**WORK TO BE COMPLETED:** Pictures stay out; everything else in the listing below is to be restated word for word.

**DATASET:**

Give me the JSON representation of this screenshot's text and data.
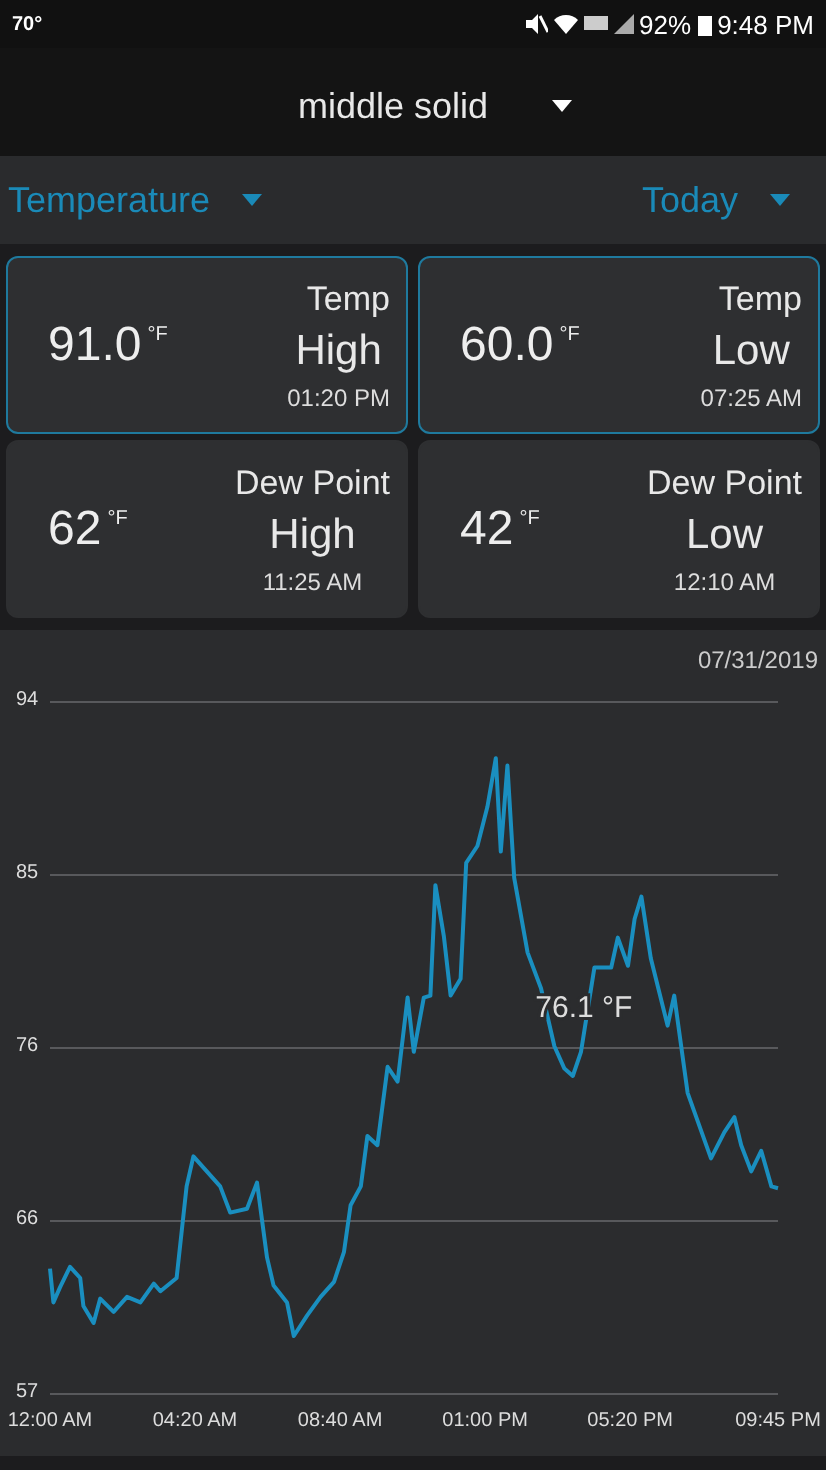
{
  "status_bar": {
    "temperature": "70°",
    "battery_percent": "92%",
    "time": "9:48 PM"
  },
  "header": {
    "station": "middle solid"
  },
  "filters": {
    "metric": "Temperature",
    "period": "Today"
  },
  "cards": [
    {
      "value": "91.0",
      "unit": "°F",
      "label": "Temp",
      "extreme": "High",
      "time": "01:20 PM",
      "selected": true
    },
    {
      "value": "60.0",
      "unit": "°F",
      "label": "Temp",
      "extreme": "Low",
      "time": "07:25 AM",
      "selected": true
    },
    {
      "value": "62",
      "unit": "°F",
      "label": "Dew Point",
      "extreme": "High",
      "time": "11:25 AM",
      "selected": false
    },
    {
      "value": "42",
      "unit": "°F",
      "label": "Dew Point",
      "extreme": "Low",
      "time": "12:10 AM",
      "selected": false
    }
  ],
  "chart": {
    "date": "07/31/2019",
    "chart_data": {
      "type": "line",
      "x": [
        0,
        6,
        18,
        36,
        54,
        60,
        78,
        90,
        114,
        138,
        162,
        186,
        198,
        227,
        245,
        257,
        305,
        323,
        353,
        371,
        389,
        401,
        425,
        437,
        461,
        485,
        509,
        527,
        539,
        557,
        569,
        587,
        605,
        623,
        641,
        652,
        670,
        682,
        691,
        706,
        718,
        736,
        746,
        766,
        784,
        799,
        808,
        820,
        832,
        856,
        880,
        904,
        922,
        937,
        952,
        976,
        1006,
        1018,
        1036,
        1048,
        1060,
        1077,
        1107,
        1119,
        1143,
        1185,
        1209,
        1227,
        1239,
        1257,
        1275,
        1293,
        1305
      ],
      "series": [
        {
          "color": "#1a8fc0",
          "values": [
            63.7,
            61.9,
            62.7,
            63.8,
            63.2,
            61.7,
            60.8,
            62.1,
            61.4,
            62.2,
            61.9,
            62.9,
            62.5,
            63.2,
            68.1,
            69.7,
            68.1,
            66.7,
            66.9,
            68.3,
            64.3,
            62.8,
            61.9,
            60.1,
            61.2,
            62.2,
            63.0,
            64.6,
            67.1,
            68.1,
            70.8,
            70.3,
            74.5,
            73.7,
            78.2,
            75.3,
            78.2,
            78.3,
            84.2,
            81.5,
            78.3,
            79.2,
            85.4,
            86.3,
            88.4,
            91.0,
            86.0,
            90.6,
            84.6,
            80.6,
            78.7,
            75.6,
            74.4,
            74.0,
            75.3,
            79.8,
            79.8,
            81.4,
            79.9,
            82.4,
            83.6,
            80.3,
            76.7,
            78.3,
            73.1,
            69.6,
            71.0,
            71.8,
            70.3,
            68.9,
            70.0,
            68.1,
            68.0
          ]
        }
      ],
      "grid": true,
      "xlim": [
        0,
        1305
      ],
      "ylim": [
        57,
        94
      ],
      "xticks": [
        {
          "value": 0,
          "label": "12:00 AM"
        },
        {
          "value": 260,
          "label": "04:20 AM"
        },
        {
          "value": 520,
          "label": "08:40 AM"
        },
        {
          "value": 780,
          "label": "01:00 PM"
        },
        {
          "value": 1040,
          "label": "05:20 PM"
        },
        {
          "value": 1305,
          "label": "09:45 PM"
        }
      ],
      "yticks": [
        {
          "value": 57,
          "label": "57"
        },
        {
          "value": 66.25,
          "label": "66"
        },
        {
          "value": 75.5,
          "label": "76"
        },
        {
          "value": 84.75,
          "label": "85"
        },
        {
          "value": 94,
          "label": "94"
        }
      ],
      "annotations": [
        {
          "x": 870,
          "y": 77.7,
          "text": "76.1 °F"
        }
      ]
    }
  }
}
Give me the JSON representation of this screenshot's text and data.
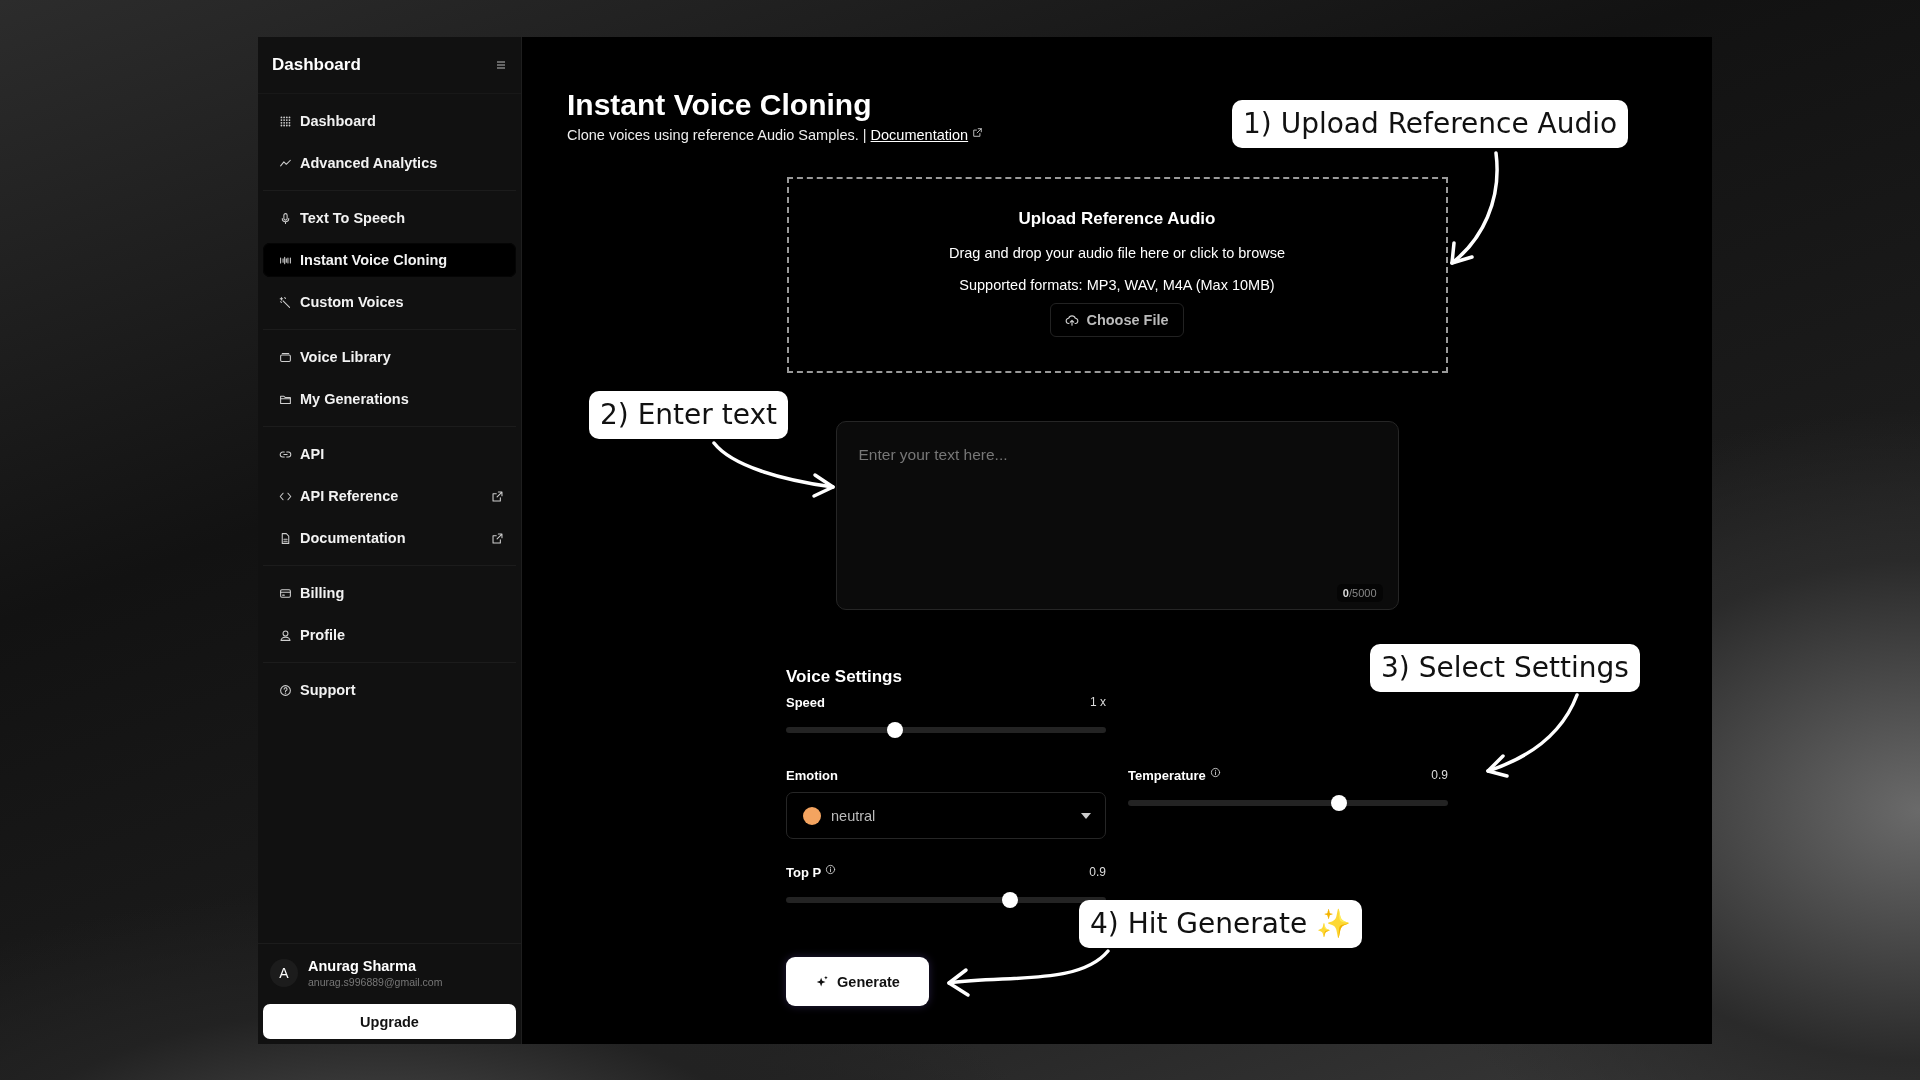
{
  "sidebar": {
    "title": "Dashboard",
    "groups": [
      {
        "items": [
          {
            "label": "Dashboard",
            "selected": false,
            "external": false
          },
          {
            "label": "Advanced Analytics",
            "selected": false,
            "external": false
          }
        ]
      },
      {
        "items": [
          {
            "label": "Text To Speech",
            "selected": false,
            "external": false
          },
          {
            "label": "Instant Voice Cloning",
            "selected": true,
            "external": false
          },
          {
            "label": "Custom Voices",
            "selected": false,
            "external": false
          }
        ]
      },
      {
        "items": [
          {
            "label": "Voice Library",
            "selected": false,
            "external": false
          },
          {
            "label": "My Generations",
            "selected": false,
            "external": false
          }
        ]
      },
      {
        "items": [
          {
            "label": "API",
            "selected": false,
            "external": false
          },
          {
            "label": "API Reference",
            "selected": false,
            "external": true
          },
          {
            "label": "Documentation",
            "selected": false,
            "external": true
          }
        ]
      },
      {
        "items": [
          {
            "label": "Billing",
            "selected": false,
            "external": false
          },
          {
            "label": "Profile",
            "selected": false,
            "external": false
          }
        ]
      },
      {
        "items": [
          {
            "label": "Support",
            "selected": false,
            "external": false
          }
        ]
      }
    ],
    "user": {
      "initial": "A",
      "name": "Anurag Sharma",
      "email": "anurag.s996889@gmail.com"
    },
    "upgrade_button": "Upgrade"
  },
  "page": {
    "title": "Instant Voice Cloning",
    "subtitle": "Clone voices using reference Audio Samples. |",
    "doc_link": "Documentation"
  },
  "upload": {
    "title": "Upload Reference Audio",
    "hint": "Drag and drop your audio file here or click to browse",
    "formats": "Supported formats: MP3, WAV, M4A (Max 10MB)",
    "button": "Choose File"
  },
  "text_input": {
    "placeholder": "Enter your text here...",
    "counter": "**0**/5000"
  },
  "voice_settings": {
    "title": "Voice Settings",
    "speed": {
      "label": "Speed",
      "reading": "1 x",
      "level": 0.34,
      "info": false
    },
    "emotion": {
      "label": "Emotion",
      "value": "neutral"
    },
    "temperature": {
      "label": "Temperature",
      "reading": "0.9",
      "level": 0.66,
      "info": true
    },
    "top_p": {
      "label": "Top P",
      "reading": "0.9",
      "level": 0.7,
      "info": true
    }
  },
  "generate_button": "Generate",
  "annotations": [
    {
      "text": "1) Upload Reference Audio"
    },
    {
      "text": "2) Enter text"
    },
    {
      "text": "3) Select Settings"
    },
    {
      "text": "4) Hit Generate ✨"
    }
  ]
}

**EXERCISE RESULT:**
Give me the JSON representation of this screenshot's text and data.
{
  "status_bar": {
    "temperature": "70°",
    "battery_percent": "92%",
    "time": "9:48 PM"
  },
  "header": {
    "station": "middle solid"
  },
  "filters": {
    "metric": "Temperature",
    "period": "Today"
  },
  "cards": [
    {
      "value": "91.0",
      "unit": "°F",
      "label": "Temp",
      "extreme": "High",
      "time": "01:20 PM",
      "selected": true
    },
    {
      "value": "60.0",
      "unit": "°F",
      "label": "Temp",
      "extreme": "Low",
      "time": "07:25 AM",
      "selected": true
    },
    {
      "value": "62",
      "unit": "°F",
      "label": "Dew Point",
      "extreme": "High",
      "time": "11:25 AM",
      "selected": false
    },
    {
      "value": "42",
      "unit": "°F",
      "label": "Dew Point",
      "extreme": "Low",
      "time": "12:10 AM",
      "selected": false
    }
  ],
  "chart": {
    "date": "07/31/2019",
    "chart_data": {
      "type": "line",
      "x": [
        0,
        6,
        18,
        36,
        54,
        60,
        78,
        90,
        114,
        138,
        162,
        186,
        198,
        227,
        245,
        257,
        305,
        323,
        353,
        371,
        389,
        401,
        425,
        437,
        461,
        485,
        509,
        527,
        539,
        557,
        569,
        587,
        605,
        623,
        641,
        652,
        670,
        682,
        691,
        706,
        718,
        736,
        746,
        766,
        784,
        799,
        808,
        820,
        832,
        856,
        880,
        904,
        922,
        937,
        952,
        976,
        1006,
        1018,
        1036,
        1048,
        1060,
        1077,
        1107,
        1119,
        1143,
        1185,
        1209,
        1227,
        1239,
        1257,
        1275,
        1293,
        1305
      ],
      "series": [
        {
          "color": "#1a8fc0",
          "values": [
            63.7,
            61.9,
            62.7,
            63.8,
            63.2,
            61.7,
            60.8,
            62.1,
            61.4,
            62.2,
            61.9,
            62.9,
            62.5,
            63.2,
            68.1,
            69.7,
            68.1,
            66.7,
            66.9,
            68.3,
            64.3,
            62.8,
            61.9,
            60.1,
            61.2,
            62.2,
            63.0,
            64.6,
            67.1,
            68.1,
            70.8,
            70.3,
            74.5,
            73.7,
            78.2,
            75.3,
            78.2,
            78.3,
            84.2,
            81.5,
            78.3,
            79.2,
            85.4,
            86.3,
            88.4,
            91.0,
            86.0,
            90.6,
            84.6,
            80.6,
            78.7,
            75.6,
            74.4,
            74.0,
            75.3,
            79.8,
            79.8,
            81.4,
            79.9,
            82.4,
            83.6,
            80.3,
            76.7,
            78.3,
            73.1,
            69.6,
            71.0,
            71.8,
            70.3,
            68.9,
            70.0,
            68.1,
            68.0
          ]
        }
      ],
      "grid": true,
      "xlim": [
        0,
        1305
      ],
      "ylim": [
        57,
        94
      ],
      "xticks": [
        {
          "value": 0,
          "label": "12:00 AM"
        },
        {
          "value": 260,
          "label": "04:20 AM"
        },
        {
          "value": 520,
          "label": "08:40 AM"
        },
        {
          "value": 780,
          "label": "01:00 PM"
        },
        {
          "value": 1040,
          "label": "05:20 PM"
        },
        {
          "value": 1305,
          "label": "09:45 PM"
        }
      ],
      "yticks": [
        {
          "value": 57,
          "label": "57"
        },
        {
          "value": 66.25,
          "label": "66"
        },
        {
          "value": 75.5,
          "label": "76"
        },
        {
          "value": 84.75,
          "label": "85"
        },
        {
          "value": 94,
          "label": "94"
        }
      ],
      "annotations": [
        {
          "x": 870,
          "y": 77.7,
          "text": "76.1 °F"
        }
      ]
    }
  }
}
Give me the JSON representation of this screenshot's text and data.
{
  "sidebar": {
    "title": "Dashboard",
    "groups": [
      {
        "items": [
          {
            "label": "Dashboard",
            "selected": false,
            "external": false
          },
          {
            "label": "Advanced Analytics",
            "selected": false,
            "external": false
          }
        ]
      },
      {
        "items": [
          {
            "label": "Text To Speech",
            "selected": false,
            "external": false
          },
          {
            "label": "Instant Voice Cloning",
            "selected": true,
            "external": false
          },
          {
            "label": "Custom Voices",
            "selected": false,
            "external": false
          }
        ]
      },
      {
        "items": [
          {
            "label": "Voice Library",
            "selected": false,
            "external": false
          },
          {
            "label": "My Generations",
            "selected": false,
            "external": false
          }
        ]
      },
      {
        "items": [
          {
            "label": "API",
            "selected": false,
            "external": false
          },
          {
            "label": "API Reference",
            "selected": false,
            "external": true
          },
          {
            "label": "Documentation",
            "selected": false,
            "external": true
          }
        ]
      },
      {
        "items": [
          {
            "label": "Billing",
            "selected": false,
            "external": false
          },
          {
            "label": "Profile",
            "selected": false,
            "external": false
          }
        ]
      },
      {
        "items": [
          {
            "label": "Support",
            "selected": false,
            "external": false
          }
        ]
      }
    ],
    "user": {
      "initial": "A",
      "name": "Anurag Sharma",
      "email": "anurag.s996889@gmail.com"
    },
    "upgrade_button": "Upgrade"
  },
  "page": {
    "title": "Instant Voice Cloning",
    "subtitle": "Clone voices using reference Audio Samples. |",
    "doc_link": "Documentation"
  },
  "upload": {
    "title": "Upload Reference Audio",
    "hint": "Drag and drop your audio file here or click to browse",
    "formats": "Supported formats: MP3, WAV, M4A (Max 10MB)",
    "button": "Choose File"
  },
  "text_input": {
    "placeholder": "Enter your text here...",
    "counter": "**0**/5000"
  },
  "voice_settings": {
    "title": "Voice Settings",
    "speed": {
      "label": "Speed",
      "reading": "1 x",
      "level": 0.34,
      "info": false
    },
    "emotion": {
      "label": "Emotion",
      "value": "neutral"
    },
    "temperature": {
      "label": "Temperature",
      "reading": "0.9",
      "level": 0.66,
      "info": true
    },
    "top_p": {
      "label": "Top P",
      "reading": "0.9",
      "level": 0.7,
      "info": true
    }
  },
  "generate_button": "Generate",
  "annotations": [
    {
      "text": "1) Upload Reference Audio"
    },
    {
      "text": "2) Enter text"
    },
    {
      "text": "3) Select Settings"
    },
    {
      "text": "4) Hit Generate ✨"
    }
  ]
}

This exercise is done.